§ Exercise brief
Every record below needs to be printed again exactly.

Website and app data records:
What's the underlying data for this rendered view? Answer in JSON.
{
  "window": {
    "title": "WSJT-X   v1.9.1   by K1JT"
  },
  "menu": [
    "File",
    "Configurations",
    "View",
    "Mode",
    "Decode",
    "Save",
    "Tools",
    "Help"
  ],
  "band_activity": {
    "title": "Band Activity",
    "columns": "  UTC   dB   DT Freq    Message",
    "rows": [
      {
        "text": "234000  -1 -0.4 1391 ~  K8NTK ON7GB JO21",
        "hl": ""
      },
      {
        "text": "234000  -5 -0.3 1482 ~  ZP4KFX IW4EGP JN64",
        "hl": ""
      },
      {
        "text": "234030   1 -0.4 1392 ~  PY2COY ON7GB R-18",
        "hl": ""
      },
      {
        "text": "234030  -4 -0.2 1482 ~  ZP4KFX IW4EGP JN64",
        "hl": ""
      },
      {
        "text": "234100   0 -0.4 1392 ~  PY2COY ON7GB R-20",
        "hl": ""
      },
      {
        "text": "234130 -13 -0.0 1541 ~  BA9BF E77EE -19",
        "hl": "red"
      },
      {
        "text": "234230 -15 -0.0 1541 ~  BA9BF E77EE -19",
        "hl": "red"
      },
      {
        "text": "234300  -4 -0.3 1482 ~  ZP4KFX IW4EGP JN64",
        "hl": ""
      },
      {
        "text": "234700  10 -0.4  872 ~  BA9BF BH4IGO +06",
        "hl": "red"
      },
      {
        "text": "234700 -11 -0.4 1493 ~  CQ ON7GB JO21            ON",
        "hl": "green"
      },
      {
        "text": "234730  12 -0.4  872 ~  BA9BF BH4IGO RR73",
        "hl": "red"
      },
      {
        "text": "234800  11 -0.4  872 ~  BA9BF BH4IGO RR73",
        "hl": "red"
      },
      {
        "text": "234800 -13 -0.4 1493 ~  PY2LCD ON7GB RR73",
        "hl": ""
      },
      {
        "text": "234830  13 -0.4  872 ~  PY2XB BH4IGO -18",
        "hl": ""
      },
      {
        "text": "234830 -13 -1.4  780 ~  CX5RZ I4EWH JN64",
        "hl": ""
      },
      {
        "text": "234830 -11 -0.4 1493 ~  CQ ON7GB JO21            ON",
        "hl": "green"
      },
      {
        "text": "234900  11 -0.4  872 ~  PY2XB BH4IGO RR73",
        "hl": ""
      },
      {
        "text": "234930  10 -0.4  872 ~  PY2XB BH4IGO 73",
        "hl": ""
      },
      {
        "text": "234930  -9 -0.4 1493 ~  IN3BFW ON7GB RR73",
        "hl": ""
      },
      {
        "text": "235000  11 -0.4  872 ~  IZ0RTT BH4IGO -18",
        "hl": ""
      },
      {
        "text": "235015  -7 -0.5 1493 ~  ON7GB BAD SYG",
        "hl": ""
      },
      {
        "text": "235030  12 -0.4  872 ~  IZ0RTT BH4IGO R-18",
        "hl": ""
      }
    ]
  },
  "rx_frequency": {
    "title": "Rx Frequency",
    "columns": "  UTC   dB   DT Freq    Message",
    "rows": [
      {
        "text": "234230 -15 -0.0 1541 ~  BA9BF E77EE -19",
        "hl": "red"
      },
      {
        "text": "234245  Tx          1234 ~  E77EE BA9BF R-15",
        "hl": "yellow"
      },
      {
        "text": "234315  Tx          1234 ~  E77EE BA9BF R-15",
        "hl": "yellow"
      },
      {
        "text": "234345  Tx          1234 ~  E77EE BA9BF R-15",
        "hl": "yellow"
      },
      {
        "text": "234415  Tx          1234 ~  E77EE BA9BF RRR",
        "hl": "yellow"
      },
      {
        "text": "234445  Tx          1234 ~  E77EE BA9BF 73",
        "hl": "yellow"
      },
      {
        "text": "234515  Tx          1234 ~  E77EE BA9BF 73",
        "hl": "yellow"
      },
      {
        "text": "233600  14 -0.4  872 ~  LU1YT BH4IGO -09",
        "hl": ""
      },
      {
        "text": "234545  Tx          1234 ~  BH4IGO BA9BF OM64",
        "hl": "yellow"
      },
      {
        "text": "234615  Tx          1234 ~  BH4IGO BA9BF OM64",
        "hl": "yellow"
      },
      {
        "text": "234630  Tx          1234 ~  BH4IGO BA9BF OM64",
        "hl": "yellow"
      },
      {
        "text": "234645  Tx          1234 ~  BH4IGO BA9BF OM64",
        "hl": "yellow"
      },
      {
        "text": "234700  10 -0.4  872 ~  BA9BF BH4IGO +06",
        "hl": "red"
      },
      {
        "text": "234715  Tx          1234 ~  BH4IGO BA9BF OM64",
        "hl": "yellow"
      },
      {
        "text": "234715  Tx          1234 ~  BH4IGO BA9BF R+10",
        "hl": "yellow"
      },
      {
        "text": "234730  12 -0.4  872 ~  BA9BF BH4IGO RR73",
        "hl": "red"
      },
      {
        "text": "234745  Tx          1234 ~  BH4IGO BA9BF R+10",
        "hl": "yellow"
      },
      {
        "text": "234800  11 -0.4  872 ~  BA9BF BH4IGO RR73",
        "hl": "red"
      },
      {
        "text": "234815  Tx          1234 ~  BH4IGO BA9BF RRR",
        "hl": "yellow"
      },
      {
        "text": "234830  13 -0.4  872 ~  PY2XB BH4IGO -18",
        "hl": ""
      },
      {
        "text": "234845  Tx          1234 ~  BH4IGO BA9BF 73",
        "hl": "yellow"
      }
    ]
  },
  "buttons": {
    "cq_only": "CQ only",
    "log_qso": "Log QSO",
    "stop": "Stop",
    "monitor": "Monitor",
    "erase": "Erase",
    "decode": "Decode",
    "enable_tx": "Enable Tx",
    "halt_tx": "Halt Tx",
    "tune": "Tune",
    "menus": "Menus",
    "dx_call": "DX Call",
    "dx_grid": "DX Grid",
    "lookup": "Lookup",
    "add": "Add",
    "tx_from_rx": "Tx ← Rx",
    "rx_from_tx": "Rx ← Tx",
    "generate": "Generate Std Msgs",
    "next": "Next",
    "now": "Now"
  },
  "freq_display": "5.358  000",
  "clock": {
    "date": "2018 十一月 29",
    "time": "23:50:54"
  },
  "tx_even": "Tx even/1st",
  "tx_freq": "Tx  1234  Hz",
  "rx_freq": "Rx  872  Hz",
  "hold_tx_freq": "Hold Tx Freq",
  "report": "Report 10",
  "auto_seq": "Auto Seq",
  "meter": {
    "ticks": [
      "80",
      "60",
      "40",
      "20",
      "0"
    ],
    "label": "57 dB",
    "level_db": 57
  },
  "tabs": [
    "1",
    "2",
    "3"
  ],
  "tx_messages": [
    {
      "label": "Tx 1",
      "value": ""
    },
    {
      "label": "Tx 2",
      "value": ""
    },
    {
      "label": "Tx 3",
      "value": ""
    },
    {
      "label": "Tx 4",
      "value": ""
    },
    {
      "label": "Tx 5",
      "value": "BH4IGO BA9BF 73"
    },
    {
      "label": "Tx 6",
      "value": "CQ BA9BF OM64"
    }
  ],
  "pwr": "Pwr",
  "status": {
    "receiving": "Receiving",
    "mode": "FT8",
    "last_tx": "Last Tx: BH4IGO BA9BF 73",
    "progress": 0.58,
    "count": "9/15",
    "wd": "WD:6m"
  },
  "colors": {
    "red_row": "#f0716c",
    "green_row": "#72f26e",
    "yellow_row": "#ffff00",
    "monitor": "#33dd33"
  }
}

§ Expected answer
What's the underlying data for this rendered view? Answer in JSON.
{
  "window": {
    "title": "WSJT-X   v1.9.1   by K1JT"
  },
  "menu": [
    "File",
    "Configurations",
    "View",
    "Mode",
    "Decode",
    "Save",
    "Tools",
    "Help"
  ],
  "band_activity": {
    "title": "Band Activity",
    "columns": "  UTC   dB   DT Freq    Message",
    "rows": [
      {
        "text": "234000  -1 -0.4 1391 ~  K8NTK ON7GB JO21",
        "hl": ""
      },
      {
        "text": "234000  -5 -0.3 1482 ~  ZP4KFX IW4EGP JN64",
        "hl": ""
      },
      {
        "text": "234030   1 -0.4 1392 ~  PY2COY ON7GB R-18",
        "hl": ""
      },
      {
        "text": "234030  -4 -0.2 1482 ~  ZP4KFX IW4EGP JN64",
        "hl": ""
      },
      {
        "text": "234100   0 -0.4 1392 ~  PY2COY ON7GB R-20",
        "hl": ""
      },
      {
        "text": "234130 -13 -0.0 1541 ~  BA9BF E77EE -19",
        "hl": "red"
      },
      {
        "text": "234230 -15 -0.0 1541 ~  BA9BF E77EE -19",
        "hl": "red"
      },
      {
        "text": "234300  -4 -0.3 1482 ~  ZP4KFX IW4EGP JN64",
        "hl": ""
      },
      {
        "text": "234700  10 -0.4  872 ~  BA9BF BH4IGO +06",
        "hl": "red"
      },
      {
        "text": "234700 -11 -0.4 1493 ~  CQ ON7GB JO21            ON",
        "hl": "green"
      },
      {
        "text": "234730  12 -0.4  872 ~  BA9BF BH4IGO RR73",
        "hl": "red"
      },
      {
        "text": "234800  11 -0.4  872 ~  BA9BF BH4IGO RR73",
        "hl": "red"
      },
      {
        "text": "234800 -13 -0.4 1493 ~  PY2LCD ON7GB RR73",
        "hl": ""
      },
      {
        "text": "234830  13 -0.4  872 ~  PY2XB BH4IGO -18",
        "hl": ""
      },
      {
        "text": "234830 -13 -1.4  780 ~  CX5RZ I4EWH JN64",
        "hl": ""
      },
      {
        "text": "234830 -11 -0.4 1493 ~  CQ ON7GB JO21            ON",
        "hl": "green"
      },
      {
        "text": "234900  11 -0.4  872 ~  PY2XB BH4IGO RR73",
        "hl": ""
      },
      {
        "text": "234930  10 -0.4  872 ~  PY2XB BH4IGO 73",
        "hl": ""
      },
      {
        "text": "234930  -9 -0.4 1493 ~  IN3BFW ON7GB RR73",
        "hl": ""
      },
      {
        "text": "235000  11 -0.4  872 ~  IZ0RTT BH4IGO -18",
        "hl": ""
      },
      {
        "text": "235015  -7 -0.5 1493 ~  ON7GB BAD SYG",
        "hl": ""
      },
      {
        "text": "235030  12 -0.4  872 ~  IZ0RTT BH4IGO R-18",
        "hl": ""
      }
    ]
  },
  "rx_frequency": {
    "title": "Rx Frequency",
    "columns": "  UTC   dB   DT Freq    Message",
    "rows": [
      {
        "text": "234230 -15 -0.0 1541 ~  BA9BF E77EE -19",
        "hl": "red"
      },
      {
        "text": "234245  Tx          1234 ~  E77EE BA9BF R-15",
        "hl": "yellow"
      },
      {
        "text": "234315  Tx          1234 ~  E77EE BA9BF R-15",
        "hl": "yellow"
      },
      {
        "text": "234345  Tx          1234 ~  E77EE BA9BF R-15",
        "hl": "yellow"
      },
      {
        "text": "234415  Tx          1234 ~  E77EE BA9BF RRR",
        "hl": "yellow"
      },
      {
        "text": "234445  Tx          1234 ~  E77EE BA9BF 73",
        "hl": "yellow"
      },
      {
        "text": "234515  Tx          1234 ~  E77EE BA9BF 73",
        "hl": "yellow"
      },
      {
        "text": "233600  14 -0.4  872 ~  LU1YT BH4IGO -09",
        "hl": ""
      },
      {
        "text": "234545  Tx          1234 ~  BH4IGO BA9BF OM64",
        "hl": "yellow"
      },
      {
        "text": "234615  Tx          1234 ~  BH4IGO BA9BF OM64",
        "hl": "yellow"
      },
      {
        "text": "234630  Tx          1234 ~  BH4IGO BA9BF OM64",
        "hl": "yellow"
      },
      {
        "text": "234645  Tx          1234 ~  BH4IGO BA9BF OM64",
        "hl": "yellow"
      },
      {
        "text": "234700  10 -0.4  872 ~  BA9BF BH4IGO +06",
        "hl": "red"
      },
      {
        "text": "234715  Tx          1234 ~  BH4IGO BA9BF OM64",
        "hl": "yellow"
      },
      {
        "text": "234715  Tx          1234 ~  BH4IGO BA9BF R+10",
        "hl": "yellow"
      },
      {
        "text": "234730  12 -0.4  872 ~  BA9BF BH4IGO RR73",
        "hl": "red"
      },
      {
        "text": "234745  Tx          1234 ~  BH4IGO BA9BF R+10",
        "hl": "yellow"
      },
      {
        "text": "234800  11 -0.4  872 ~  BA9BF BH4IGO RR73",
        "hl": "red"
      },
      {
        "text": "234815  Tx          1234 ~  BH4IGO BA9BF RRR",
        "hl": "yellow"
      },
      {
        "text": "234830  13 -0.4  872 ~  PY2XB BH4IGO -18",
        "hl": ""
      },
      {
        "text": "234845  Tx          1234 ~  BH4IGO BA9BF 73",
        "hl": "yellow"
      }
    ]
  },
  "buttons": {
    "cq_only": "CQ only",
    "log_qso": "Log QSO",
    "stop": "Stop",
    "monitor": "Monitor",
    "erase": "Erase",
    "decode": "Decode",
    "enable_tx": "Enable Tx",
    "halt_tx": "Halt Tx",
    "tune": "Tune",
    "menus": "Menus",
    "dx_call": "DX Call",
    "dx_grid": "DX Grid",
    "lookup": "Lookup",
    "add": "Add",
    "tx_from_rx": "Tx ← Rx",
    "rx_from_tx": "Rx ← Tx",
    "generate": "Generate Std Msgs",
    "next": "Next",
    "now": "Now"
  },
  "freq_display": "5.358  000",
  "clock": {
    "date": "2018 十一月 29",
    "time": "23:50:54"
  },
  "tx_even": "Tx even/1st",
  "tx_freq": "Tx  1234  Hz",
  "rx_freq": "Rx  872  Hz",
  "hold_tx_freq": "Hold Tx Freq",
  "report": "Report 10",
  "auto_seq": "Auto Seq",
  "meter": {
    "ticks": [
      "80",
      "60",
      "40",
      "20",
      "0"
    ],
    "label": "57 dB",
    "level_db": 57
  },
  "tabs": [
    "1",
    "2",
    "3"
  ],
  "tx_messages": [
    {
      "label": "Tx 1",
      "value": ""
    },
    {
      "label": "Tx 2",
      "value": ""
    },
    {
      "label": "Tx 3",
      "value": ""
    },
    {
      "label": "Tx 4",
      "value": ""
    },
    {
      "label": "Tx 5",
      "value": "BH4IGO BA9BF 73"
    },
    {
      "label": "Tx 6",
      "value": "CQ BA9BF OM64"
    }
  ],
  "pwr": "Pwr",
  "status": {
    "receiving": "Receiving",
    "mode": "FT8",
    "last_tx": "Last Tx: BH4IGO BA9BF 73",
    "progress": 0.58,
    "count": "9/15",
    "wd": "WD:6m"
  },
  "colors": {
    "red_row": "#f0716c",
    "green_row": "#72f26e",
    "yellow_row": "#ffff00",
    "monitor": "#33dd33"
  }
}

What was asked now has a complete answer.